Not surprisingly, a lot of the resistance to gender-neutral pronouns and respectful pronoun usage comes from the very same people responsible for forcing the term “political correctness” into the American vernacular twenty-five years ago, and are still trying everything in their power to reassert the belief that they not only have the power to freely and openly disrespect other people (which, at least from a purely legal standpoint, is potentially valid), but to suffer no ill consequences from anyone for doing so (which is total bullshit). As with the debate over “politically correct language,” their arguments are based on the false logic of languages being apolitical constructs that never change over time. Language, like gender, is a human construct that does not exist independently of human existence, and as such is inherently political.
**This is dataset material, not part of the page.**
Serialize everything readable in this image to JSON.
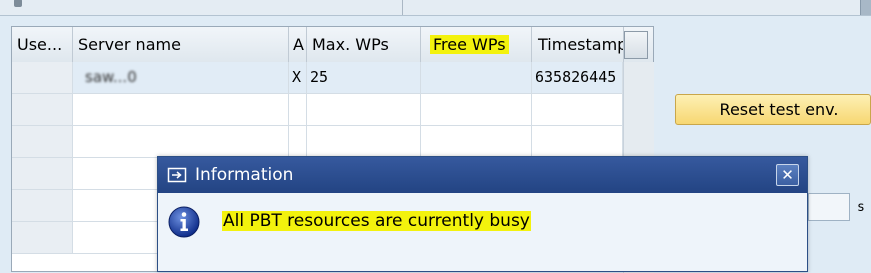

The only question is whether language should be used as a tool of inclusion or of exclusion, and the people who want to deny non-binary genderqueer people their identities and pronouns, claiming that they’re “just making up” words (as if any word in any language isn’t a made-up construct), are not substantially different from those who throw around racial epithets to hurt others. Saying “you don’t exist” is just as harmful, if not more so, than saying “your existence is inferior to ours.”
That this summer reading controversy has erupted at Duke University at around the same time just goes to show right-wing hypocrisy on these issues all the more clearly. Conservatives constantly claim that their viewpoints are underrepresented and/or marginalized on campus and, in some instances, they are right about this. When they turn around and demand that material which doesn’t conform to their narrow worldview is removed from campus — whether an autobiography of a lesbian’s life or a simple post telling the campus about genderqueer students — they completely undermine any credibility they might have. In trying to turn colleges and universities away from the “liberal indoctrination” they perceive, they reveal that they want to turn education into another bludgeon with which to beat everyone about their heads with their beliefs and the “facts” that support them, and to silence (or at the very least drown out) anyone who opposed them.
Denying genderqueer people their pronouns and identities, and using political power to try to silence those who would merely point out their existence, may be a less violent act than the murders of past and present, but it is no less an act of erasure, an attempt to force people to disappear not just out of history but the present day as well. No person deserves that, and no institution of higher education should kowtow to those who would force them to deny the most basic levels of recognition to each and every student they serve. If universities cannot, or will not, stand up to this conservative strong-arming, then it’s up to the rest of us to stand up for them.